Aedes aegypti mosquitoes are small (about ¼ inch), black and white, and feed almost exclusively on humans, biting aggressively all day long. Female mosquitoes will lay eggs in small containers, just above the water line. The eggs can dry up and survive for six or more months, waiting for the container to re-flood so they can hatch. Aedes aegypti mosquitoes are known transmitters of diseases like yellow fever, dengue fever, chikungunya, and zika virus.
The Aedes aegypti mosquito was first discovered in the Antelope Valley in October of 2018, and was found in two areas of Lancaster during this 2019 mosquito season. This is the first time it has surfaced in Palmdale.
“The District has noticed an uptick in occurrences of this mosquito and urges the community to follow the guidelines provided below to help
eliminate the spread of this mosquito,” said District Manager Cei Kratz.
Residents can protect themselves from mosquito bites by following these recommendations:
- Wear EPA registered ingredients, such as DEET, picaridin, oil of lemon eucalyptus, or IR3535 to exposed skin and/or clothing (as directed on the product label).
- Wear long sleeve shirts, long pants, socks and shoes when mosquitoes are most active.
- Be sure window and door screens are in good repair to prevent mosquitoes from entering your home.
- Inspect yards for standing water sources and drain water that may have collected under potted plants, in bird baths, discarded tires, and any other items that could collect water.
- Check your rain gutters and lawn drains to make sure they aren’t holding water and debris.
- Clean and scrub bird baths and pet watering dishes weekly.

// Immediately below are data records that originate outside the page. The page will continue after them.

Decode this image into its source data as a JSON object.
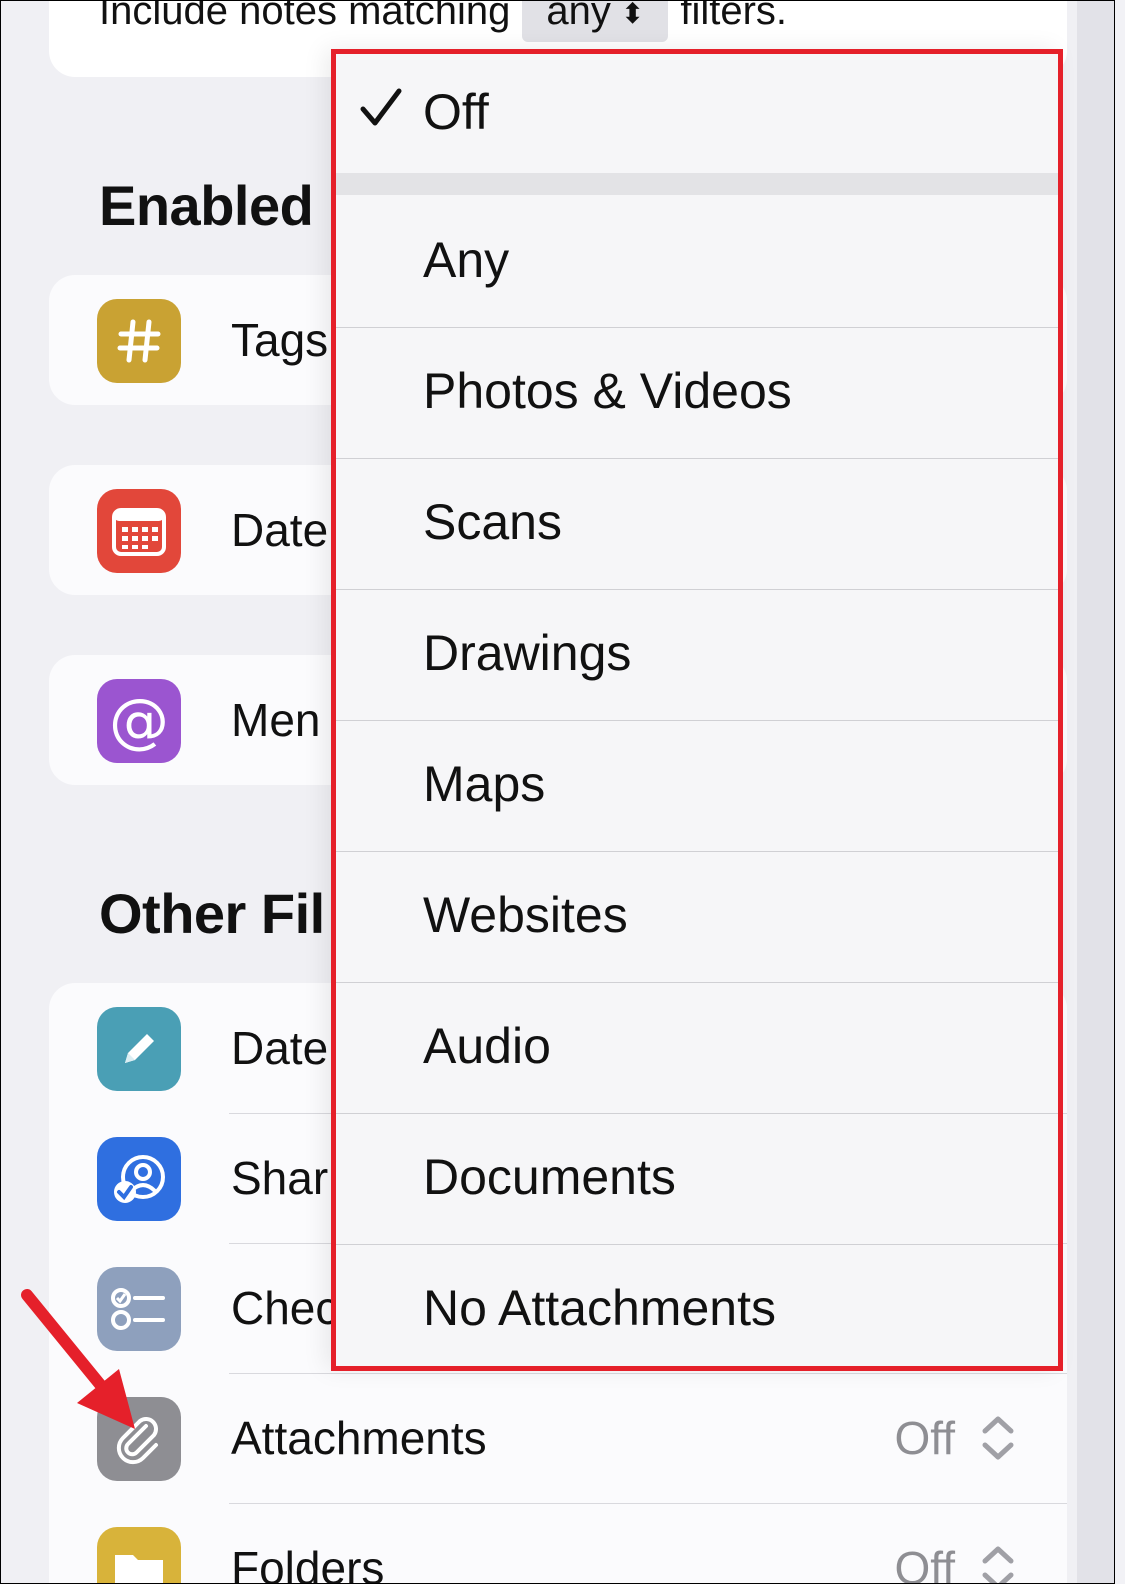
{
  "filter_line": {
    "prefix": "Include notes matching",
    "match_value": "any",
    "suffix": "filters."
  },
  "sections": {
    "enabled_title": "Enabled",
    "other_title": "Other Fil"
  },
  "enabled_filters": [
    {
      "label": "Tags",
      "icon": "hashtag-icon",
      "color": "#c9a233"
    },
    {
      "label": "Date",
      "icon": "calendar-icon",
      "color": "#e2473a"
    },
    {
      "label": "Men",
      "icon": "at-sign-icon",
      "color": "#9b55d0"
    }
  ],
  "other_filters": [
    {
      "label": "Date",
      "icon": "pencil-icon",
      "color": "#4a9fb5"
    },
    {
      "label": "Shar",
      "icon": "shared-person-icon",
      "color": "#2f6fe0"
    },
    {
      "label": "Chec",
      "icon": "checklist-icon",
      "color": "#8ea0bd"
    },
    {
      "label": "Attachments",
      "icon": "paperclip-icon",
      "color": "#8e8e93",
      "value": "Off"
    },
    {
      "label": "Folders",
      "icon": "folder-icon",
      "color": "#d8b33a",
      "value": "Off"
    }
  ],
  "menu": {
    "selected": "Off",
    "items": [
      "Off",
      "Any",
      "Photos & Videos",
      "Scans",
      "Drawings",
      "Maps",
      "Websites",
      "Audio",
      "Documents",
      "No Attachments"
    ]
  },
  "colors": {
    "highlight_border": "#e5202a",
    "arrow": "#e5202a"
  }
}
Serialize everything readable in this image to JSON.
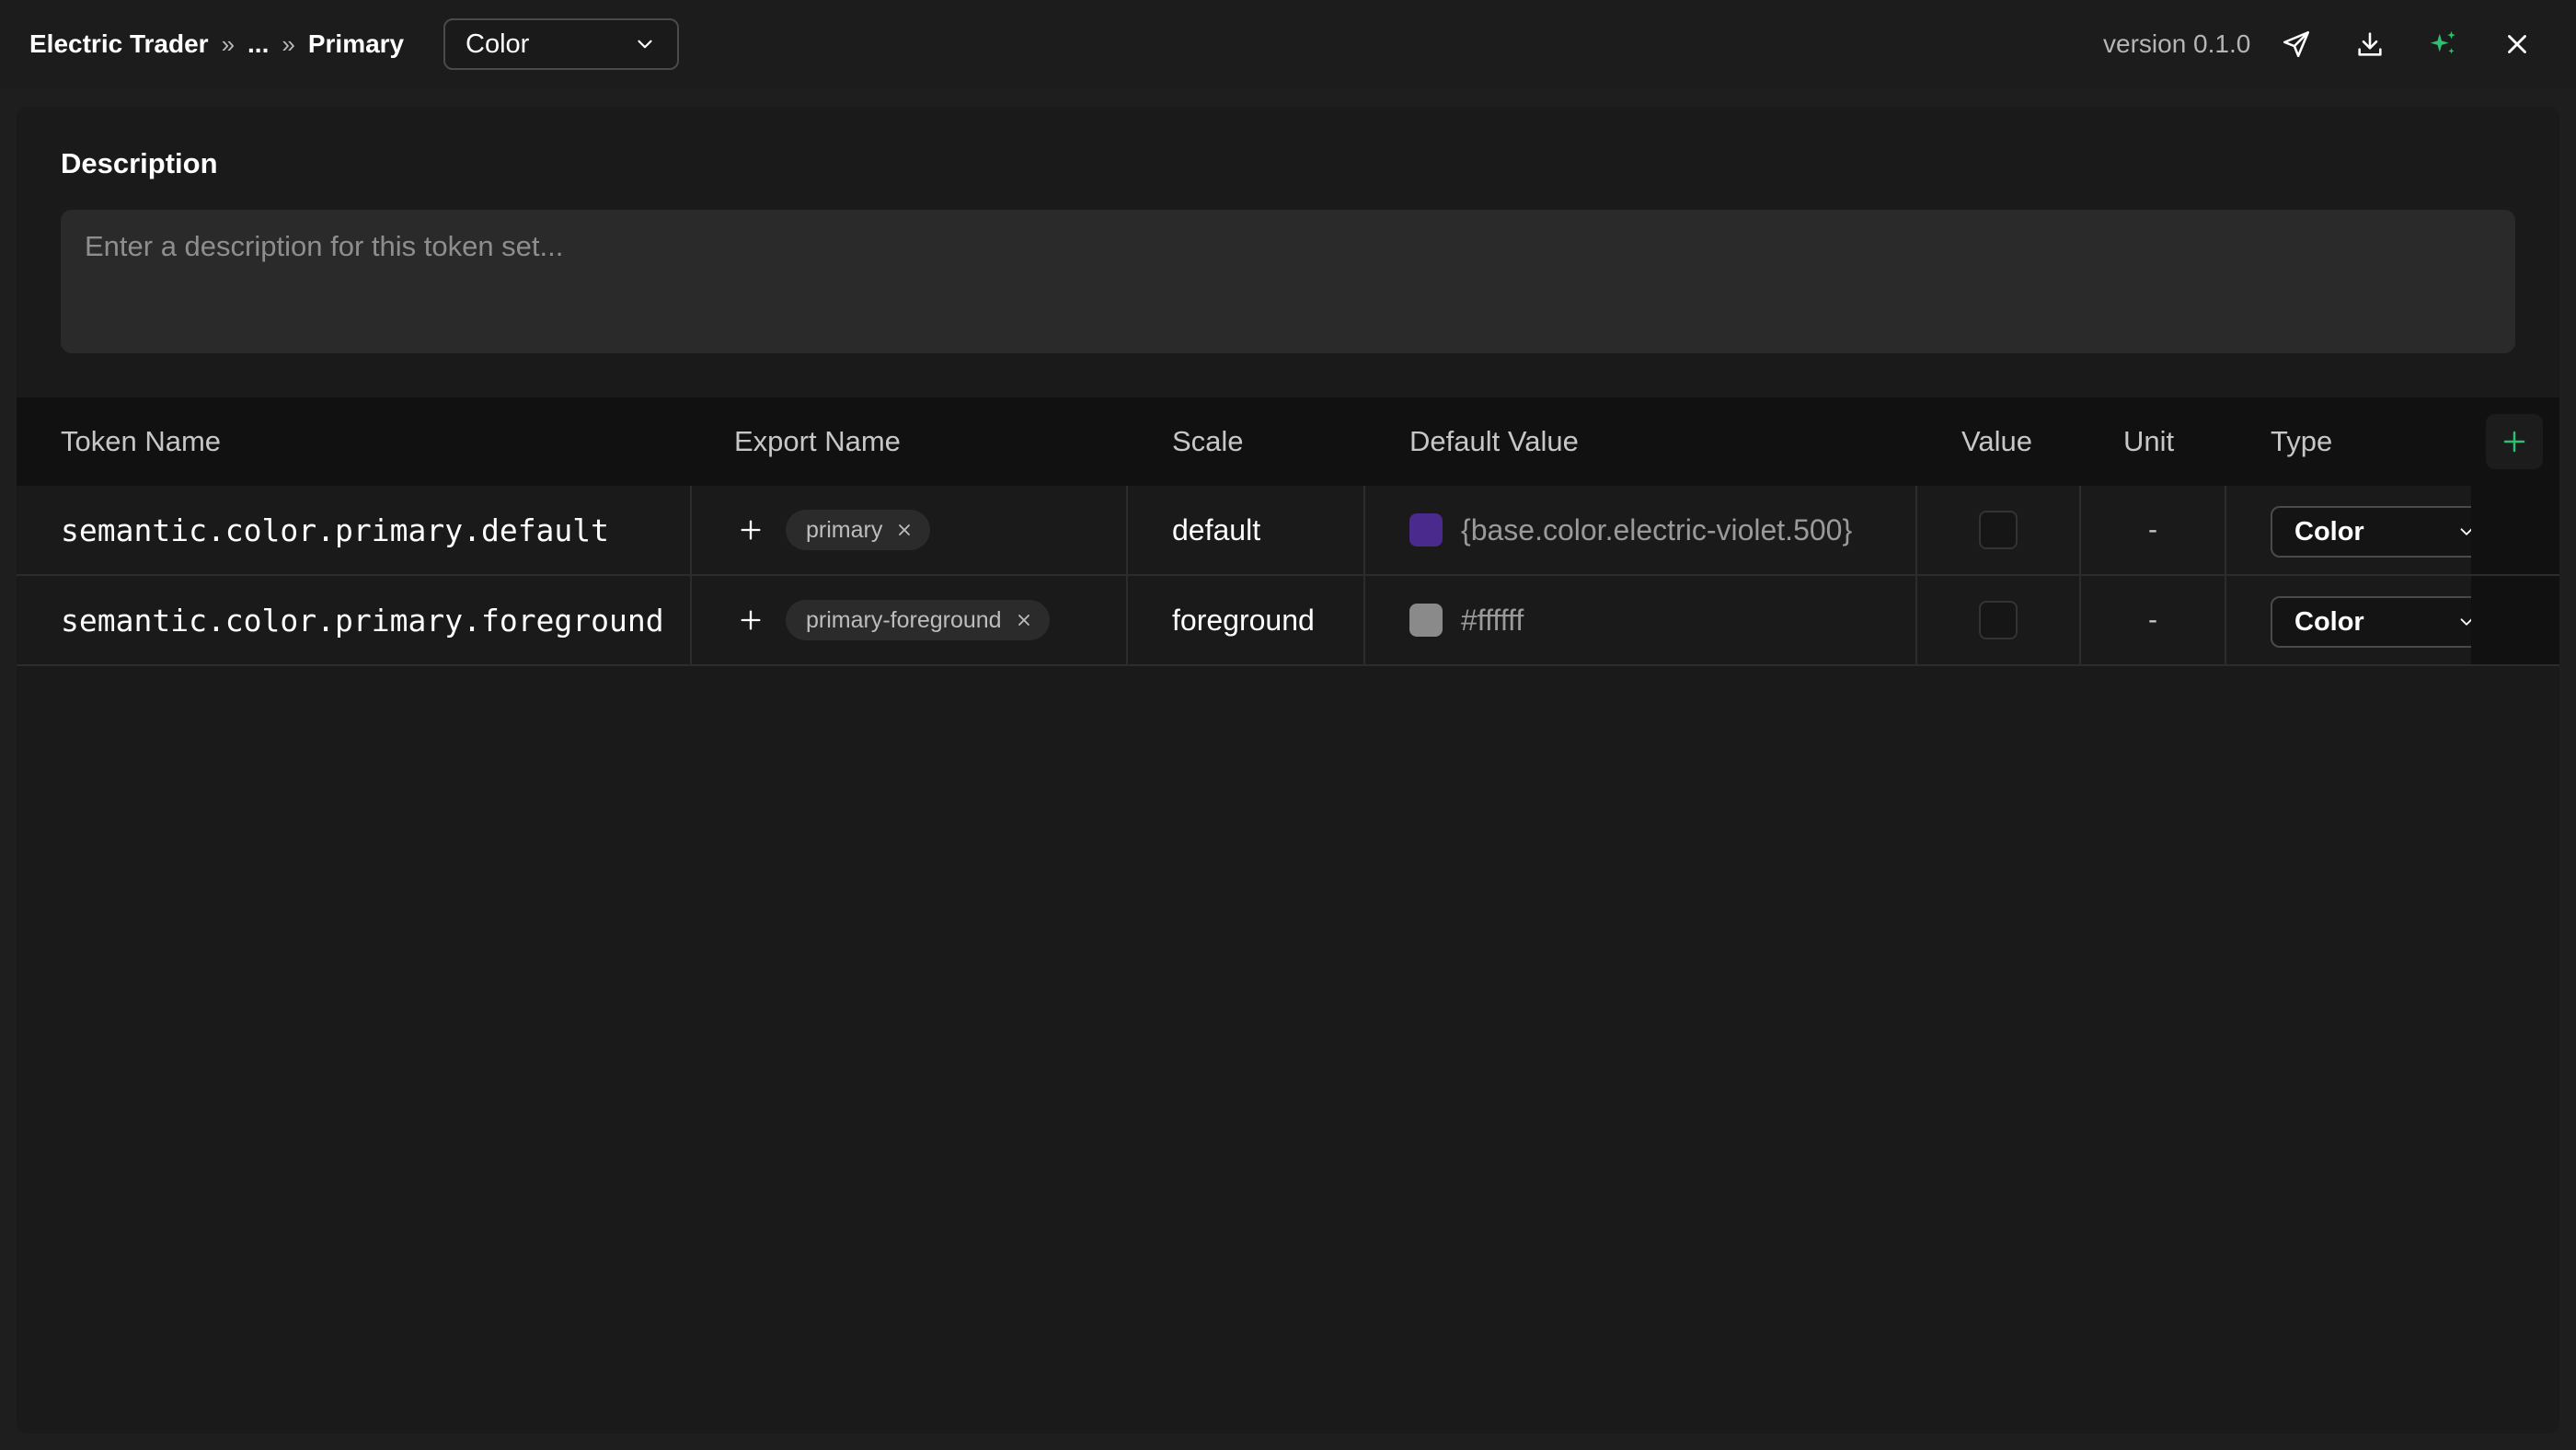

- Check indoor plants that are kept in standing water for mosquito activity (i.e. Bamboo and Philodendron)
- Report any day-time biting mosquitoes to the AVMVCD at 661-942-2917.
To stay up-to-date on any mosquito-related information, visit www.avmosquito.org. For further questions or services, contact the Antelope Valley
Mosquito & Vector Control District at 661-942-2917.
[Information via news release from the Antelope Valley Mosquito & Vector Control District.]